## What needs to be done:
Word for word, restate each entry in the listing below.

## Provided records:
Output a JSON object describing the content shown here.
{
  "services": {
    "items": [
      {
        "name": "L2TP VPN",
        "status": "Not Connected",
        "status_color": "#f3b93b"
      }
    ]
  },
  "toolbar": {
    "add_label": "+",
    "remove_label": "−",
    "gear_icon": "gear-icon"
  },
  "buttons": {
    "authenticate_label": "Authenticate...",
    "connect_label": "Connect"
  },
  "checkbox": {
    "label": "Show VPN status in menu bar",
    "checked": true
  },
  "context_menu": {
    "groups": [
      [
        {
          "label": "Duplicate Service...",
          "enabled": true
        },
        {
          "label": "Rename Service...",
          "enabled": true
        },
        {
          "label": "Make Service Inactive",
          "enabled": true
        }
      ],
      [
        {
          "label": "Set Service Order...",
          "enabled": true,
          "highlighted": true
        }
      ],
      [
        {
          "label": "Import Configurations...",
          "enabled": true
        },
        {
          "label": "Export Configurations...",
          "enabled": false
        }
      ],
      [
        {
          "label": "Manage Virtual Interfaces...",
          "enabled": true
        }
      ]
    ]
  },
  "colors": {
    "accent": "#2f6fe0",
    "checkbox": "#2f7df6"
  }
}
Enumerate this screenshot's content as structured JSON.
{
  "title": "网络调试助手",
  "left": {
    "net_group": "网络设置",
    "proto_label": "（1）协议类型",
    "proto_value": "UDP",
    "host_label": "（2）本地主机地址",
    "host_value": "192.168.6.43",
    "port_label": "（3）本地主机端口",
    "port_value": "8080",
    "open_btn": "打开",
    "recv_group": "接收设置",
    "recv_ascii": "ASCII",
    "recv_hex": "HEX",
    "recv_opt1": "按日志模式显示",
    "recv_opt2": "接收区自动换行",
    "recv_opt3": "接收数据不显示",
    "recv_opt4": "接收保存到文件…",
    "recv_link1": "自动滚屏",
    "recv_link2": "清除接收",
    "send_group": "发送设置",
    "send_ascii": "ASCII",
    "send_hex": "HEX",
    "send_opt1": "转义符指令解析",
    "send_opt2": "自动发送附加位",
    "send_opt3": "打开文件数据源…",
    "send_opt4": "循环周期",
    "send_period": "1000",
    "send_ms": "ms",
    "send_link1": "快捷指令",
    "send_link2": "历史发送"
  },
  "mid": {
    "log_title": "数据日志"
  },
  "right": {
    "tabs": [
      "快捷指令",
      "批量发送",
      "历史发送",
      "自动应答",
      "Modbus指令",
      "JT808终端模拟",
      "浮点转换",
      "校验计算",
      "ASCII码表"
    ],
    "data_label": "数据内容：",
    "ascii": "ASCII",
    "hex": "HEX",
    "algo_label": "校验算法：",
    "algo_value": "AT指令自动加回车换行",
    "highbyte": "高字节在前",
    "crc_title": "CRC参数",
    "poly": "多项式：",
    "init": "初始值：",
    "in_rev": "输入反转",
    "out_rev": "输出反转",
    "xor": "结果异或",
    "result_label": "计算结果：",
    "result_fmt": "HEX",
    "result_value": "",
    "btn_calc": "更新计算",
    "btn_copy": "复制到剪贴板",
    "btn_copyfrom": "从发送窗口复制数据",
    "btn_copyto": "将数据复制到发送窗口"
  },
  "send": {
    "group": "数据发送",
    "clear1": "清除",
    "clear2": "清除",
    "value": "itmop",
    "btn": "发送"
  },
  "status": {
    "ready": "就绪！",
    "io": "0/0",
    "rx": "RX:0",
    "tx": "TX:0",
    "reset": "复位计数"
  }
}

## Answer section:
Output a JSON object describing the content shown here.
{
  "services": {
    "items": [
      {
        "name": "L2TP VPN",
        "status": "Not Connected",
        "status_color": "#f3b93b"
      }
    ]
  },
  "toolbar": {
    "add_label": "+",
    "remove_label": "−",
    "gear_icon": "gear-icon"
  },
  "buttons": {
    "authenticate_label": "Authenticate...",
    "connect_label": "Connect"
  },
  "checkbox": {
    "label": "Show VPN status in menu bar",
    "checked": true
  },
  "context_menu": {
    "groups": [
      [
        {
          "label": "Duplicate Service...",
          "enabled": true
        },
        {
          "label": "Rename Service...",
          "enabled": true
        },
        {
          "label": "Make Service Inactive",
          "enabled": true
        }
      ],
      [
        {
          "label": "Set Service Order...",
          "enabled": true,
          "highlighted": true
        }
      ],
      [
        {
          "label": "Import Configurations...",
          "enabled": true
        },
        {
          "label": "Export Configurations...",
          "enabled": false
        }
      ],
      [
        {
          "label": "Manage Virtual Interfaces...",
          "enabled": true
        }
      ]
    ]
  },
  "colors": {
    "accent": "#2f6fe0",
    "checkbox": "#2f7df6"
  }
}
Enumerate this screenshot's content as structured JSON.
{
  "title": "网络调试助手",
  "left": {
    "net_group": "网络设置",
    "proto_label": "（1）协议类型",
    "proto_value": "UDP",
    "host_label": "（2）本地主机地址",
    "host_value": "192.168.6.43",
    "port_label": "（3）本地主机端口",
    "port_value": "8080",
    "open_btn": "打开",
    "recv_group": "接收设置",
    "recv_ascii": "ASCII",
    "recv_hex": "HEX",
    "recv_opt1": "按日志模式显示",
    "recv_opt2": "接收区自动换行",
    "recv_opt3": "接收数据不显示",
    "recv_opt4": "接收保存到文件…",
    "recv_link1": "自动滚屏",
    "recv_link2": "清除接收",
    "send_group": "发送设置",
    "send_ascii": "ASCII",
    "send_hex": "HEX",
    "send_opt1": "转义符指令解析",
    "send_opt2": "自动发送附加位",
    "send_opt3": "打开文件数据源…",
    "send_opt4": "循环周期",
    "send_period": "1000",
    "send_ms": "ms",
    "send_link1": "快捷指令",
    "send_link2": "历史发送"
  },
  "mid": {
    "log_title": "数据日志"
  },
  "right": {
    "tabs": [
      "快捷指令",
      "批量发送",
      "历史发送",
      "自动应答",
      "Modbus指令",
      "JT808终端模拟",
      "浮点转换",
      "校验计算",
      "ASCII码表"
    ],
    "data_label": "数据内容：",
    "ascii": "ASCII",
    "hex": "HEX",
    "algo_label": "校验算法：",
    "algo_value": "AT指令自动加回车换行",
    "highbyte": "高字节在前",
    "crc_title": "CRC参数",
    "poly": "多项式：",
    "init": "初始值：",
    "in_rev": "输入反转",
    "out_rev": "输出反转",
    "xor": "结果异或",
    "result_label": "计算结果：",
    "result_fmt": "HEX",
    "result_value": "",
    "btn_calc": "更新计算",
    "btn_copy": "复制到剪贴板",
    "btn_copyfrom": "从发送窗口复制数据",
    "btn_copyto": "将数据复制到发送窗口"
  },
  "send": {
    "group": "数据发送",
    "clear1": "清除",
    "clear2": "清除",
    "value": "itmop",
    "btn": "发送"
  },
  "status": {
    "ready": "就绪！",
    "io": "0/0",
    "rx": "RX:0",
    "tx": "TX:0",
    "reset": "复位计数"
  }
}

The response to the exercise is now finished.